Employees with self-perceived misattributed culpability or incompetence (SMCI) are on the receiving end of complaints, reprimands, or accusations which, from their perspective, incorrectly assume that that they have fallen short of required standards or outcomes. We analyzed an archive of 23 personal stories featuring SMCI, which had been provided by 16 Hong Kong Chinese employees. The stories indicated that the most severe impacts on employee morale had arisen from punitive and targeted feedback based on misrepresentations by superiors, who had engaged in blame deflection, politicking and manipulation, conflict and retaliation, and/or prejudice and stereotyping.

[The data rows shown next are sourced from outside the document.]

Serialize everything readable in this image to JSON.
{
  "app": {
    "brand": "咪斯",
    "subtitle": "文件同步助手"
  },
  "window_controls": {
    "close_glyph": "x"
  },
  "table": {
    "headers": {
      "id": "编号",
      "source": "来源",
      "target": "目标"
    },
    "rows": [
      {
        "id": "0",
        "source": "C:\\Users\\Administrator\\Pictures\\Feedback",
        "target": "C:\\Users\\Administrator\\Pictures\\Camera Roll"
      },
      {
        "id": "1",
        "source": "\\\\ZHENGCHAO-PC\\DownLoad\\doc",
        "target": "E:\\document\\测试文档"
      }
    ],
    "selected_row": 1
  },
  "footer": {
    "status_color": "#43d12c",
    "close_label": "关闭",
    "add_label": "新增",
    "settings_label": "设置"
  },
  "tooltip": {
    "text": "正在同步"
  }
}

We also identified organizational processes, such as soliciting and accepting voice and engaging in problem solving discussions that could attenuate any adverse emotional impact.
|Number of pages||26|
|Journal||Asian Journal of Business Ethics|
|Early online date||30 Apr 2021|
|Publication status||Published - Jun 2021|
Bibliographical noteThe research was funded by a Competitive Earmarked Research Grant LU 3013/02H from the Hong Kong University Grants Committee.
- Misattributed culpability
- Misattributed incompetence
- Organizational justice